Dobson et al. The month of birth effect in multiple sclerosis: systematic review, meta-analysis and effect of latitude. J Neurol Neurosurg Psychiatry doi:10.1136/jnnp-2012-303934
Background: Month of birth has previously been described as a risk factor for MS. This has been hypothesised to be related to maternal vitamin D levels during pregnancy, although conclusive evidence to support this is lacking. To date, no large studies of latitudinal variation in the month of birth effect have been performed to advance this hypothesis.
Methods: Previously published data on month of birth from 151 978 MS patients were compared to expected birth rates. A linear regression model was used to assess the relationship between latitude and observed:expected birth ratio of MS patients for each month.
Results: Analysis of all reported data demonstrated a significant excess of MS risk in those born in April (observed:expected 1.05, p=0.05) and reduction in risk in those born in October (0.95, p=0.04) and November (0.92 p=0.01). A conservative analysis of 78 488 patients revealed an excess MS risk in those born in April (1.07, p=0.002) and May (1.11, p=0.0006), and a reduced risk in those born in October (ratio 0.94, p=0.004) and November (0.88, p=0.0002). A significant relationship between latitude and observed:expected ratio was demonstrated in December, and borderline significant relationships in May and August.
Conclusions: Month of birth has a significant effect on subsequent MS risk. This is likely to be due to ultraviolet light exposure and maternal vitamin D levels, as demonstrated by the relationship between risk and latitude.
“If you are pregnant or planning to fall pregnant you need to make sure you are vitamin D replete. This may lower the chances of your child getting MS and other autoimmune diseases. My recommendation for pregnancy is 10,000U vD3 per day; this is double my recommendation of 5,000U per day for adults.”

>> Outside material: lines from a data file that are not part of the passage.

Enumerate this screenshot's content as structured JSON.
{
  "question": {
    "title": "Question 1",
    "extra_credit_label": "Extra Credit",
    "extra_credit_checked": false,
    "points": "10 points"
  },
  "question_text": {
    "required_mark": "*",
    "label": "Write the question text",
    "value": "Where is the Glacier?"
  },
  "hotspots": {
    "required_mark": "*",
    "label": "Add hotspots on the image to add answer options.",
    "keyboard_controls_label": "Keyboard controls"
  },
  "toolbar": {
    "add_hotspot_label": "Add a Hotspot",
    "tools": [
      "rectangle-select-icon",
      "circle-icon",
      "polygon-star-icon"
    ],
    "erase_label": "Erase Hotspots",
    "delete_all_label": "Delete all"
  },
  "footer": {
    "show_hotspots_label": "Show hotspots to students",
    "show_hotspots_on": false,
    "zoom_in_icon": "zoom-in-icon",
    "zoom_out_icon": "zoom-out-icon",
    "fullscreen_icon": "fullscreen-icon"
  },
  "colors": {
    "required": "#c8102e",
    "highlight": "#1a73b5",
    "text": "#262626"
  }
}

What the press have to say:
Other related posts of interest on this blog:
27 Aug 2012
This month of birth effect is now being attributed to the effect of low vitamin D levels in the womb. The low vitamin D affects how the immature immune system develops. In other words if your mother was pregnant during winter, …
21 Sep 2012

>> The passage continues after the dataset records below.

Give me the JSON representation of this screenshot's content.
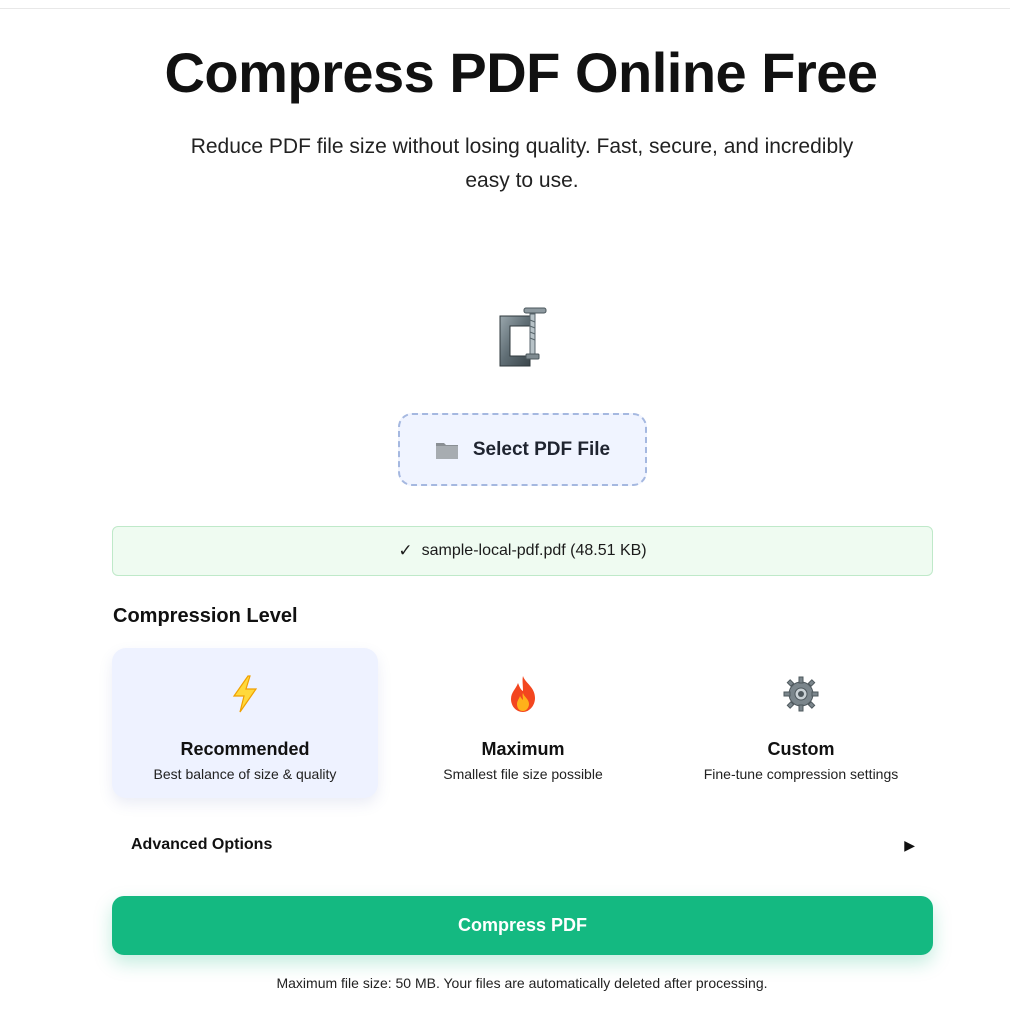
{
  "hero": {
    "title": "Compress PDF Online Free",
    "subtitle": "Reduce PDF file size without losing quality. Fast, secure, and incredibly easy to use."
  },
  "icons": {
    "hero_icon": "clamp-icon",
    "select_icon": "folder-icon",
    "recommended_icon": "lightning-icon",
    "maximum_icon": "fire-icon",
    "custom_icon": "gear-icon"
  },
  "upload": {
    "select_label": "Select PDF File",
    "file_check": "✓",
    "file_info": "sample-local-pdf.pdf (48.51 KB)"
  },
  "compression": {
    "heading": "Compression Level",
    "levels": [
      {
        "name": "Recommended",
        "desc": "Best balance of size & quality",
        "selected": true
      },
      {
        "name": "Maximum",
        "desc": "Smallest file size possible",
        "selected": false
      },
      {
        "name": "Custom",
        "desc": "Fine-tune compression settings",
        "selected": false
      }
    ]
  },
  "advanced": {
    "label": "Advanced Options",
    "arrow": "▶"
  },
  "actions": {
    "compress_label": "Compress PDF"
  },
  "footer": {
    "note": "Maximum file size: 50 MB. Your files are automatically deleted after processing."
  },
  "colors": {
    "primary_green": "#14b981",
    "selected_card_bg": "#eef2ff",
    "file_banner_bg": "#effbf1",
    "dashed_border": "#a5b8e0"
  }
}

“The results of this study support the month-of-birth effect, but question the link to UV fluctuation. Unfortunately, this study cannot take into account cultural factors that affect UV exposure and vD, for example indoor vs. outdoor …
03 Nov 2012

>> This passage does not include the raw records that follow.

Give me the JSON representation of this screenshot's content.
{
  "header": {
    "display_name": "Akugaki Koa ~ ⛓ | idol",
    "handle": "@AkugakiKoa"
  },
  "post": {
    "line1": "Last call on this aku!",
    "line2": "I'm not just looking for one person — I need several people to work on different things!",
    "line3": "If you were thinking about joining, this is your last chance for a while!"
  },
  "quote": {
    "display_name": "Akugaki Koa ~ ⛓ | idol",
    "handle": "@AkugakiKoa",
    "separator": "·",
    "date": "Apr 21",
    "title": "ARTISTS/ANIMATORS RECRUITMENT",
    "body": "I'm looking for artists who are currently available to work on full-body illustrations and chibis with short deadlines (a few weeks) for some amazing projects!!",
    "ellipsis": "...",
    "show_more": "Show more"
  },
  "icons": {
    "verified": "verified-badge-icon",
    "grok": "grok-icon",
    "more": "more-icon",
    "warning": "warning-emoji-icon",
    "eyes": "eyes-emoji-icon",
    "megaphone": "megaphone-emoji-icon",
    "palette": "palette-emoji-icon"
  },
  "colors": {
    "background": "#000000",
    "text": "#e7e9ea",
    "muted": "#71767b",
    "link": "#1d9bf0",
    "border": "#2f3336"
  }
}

Investigating the month of birth effect in second generation MSers has not yet found anything interesting, Why not take it back another generation, so on and so forth? Posted by MouseDoctor at 07:00 · Email ThisBlogThis!
14 Jun 2011
The month of birth and risk of MS are associated, more so in familial cases, implying that there is some interactions between genes and environment that may be related to climate. Such interactions may act during gestation or …
CoI: This work was done in our group.